Pai specifically called out Apple, stating that it is “the one major phone manufacturer that has resisted doing so,” however, Apple, in a statement, responded that this claim was misleading, as the “iPhone 7 and iPhone 8 models do not have FM radio chips in them nor do they have antennas designed to support FM signals, so it is not possible to enable FM reception in these products.” (And although Apple has made no official statement on the status of FM chips in iPhones from 2014 and earlier, John Gruber of the Daring Fireball posits that these older models have also had their chips disabled.)
While it’s certainly a bit bizarre that Pai, the chairman of the FCC of all people, would get such a significant detail wrong, his message at its core rings true: FM chips benefit the public during times of emergency and should be included (and active) on every device. It’s strange that Apple is so steadfastly against this industry-standard addition. The majority of the big wireless carriers support FM-radio activation, and a whole host of other smartphone companies (all of which are significantly less profitable than Apple) also currently offer the feature.
While FCC action has been ruled out for the time being, it’s undeniable that FM-radio waves are one of the most effective ways of distributing information to the public in an emergency. As part of his plea to Apple, Pai reiterated that “[y]ou could make a case for activating chips on public safety grounds alone.”
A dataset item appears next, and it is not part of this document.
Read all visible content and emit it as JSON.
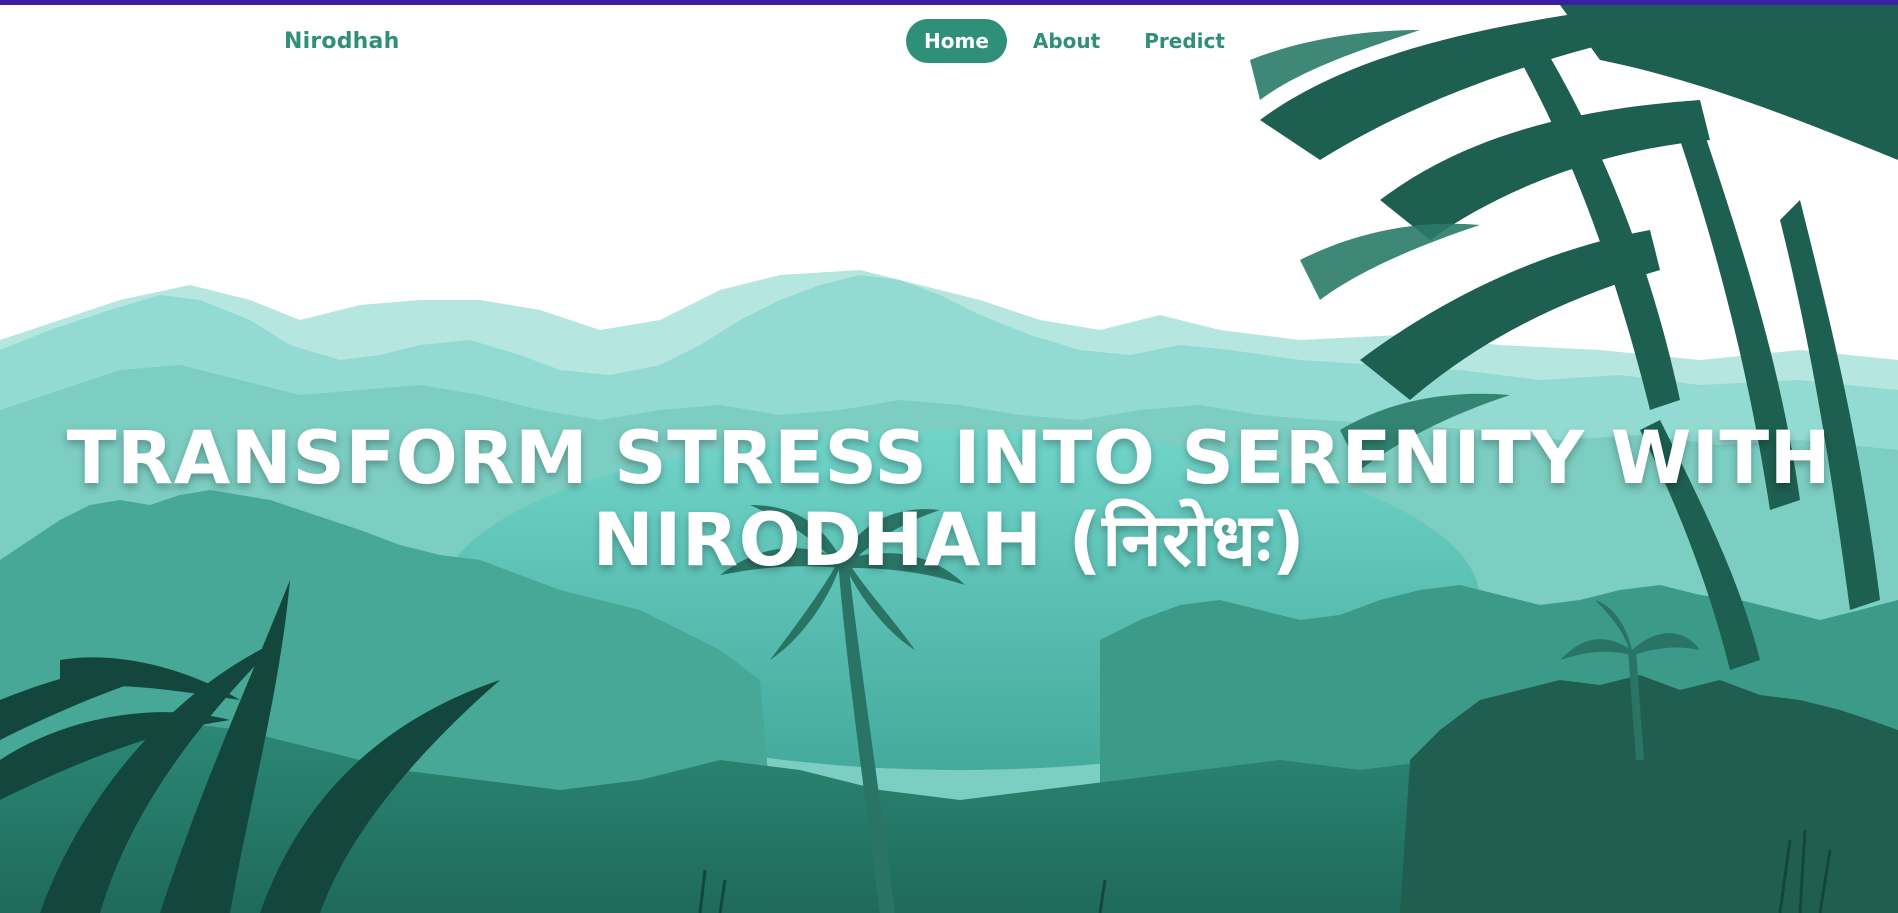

Update September 28th, 10:56PM ET: This story has been updated to include a statement from Apple.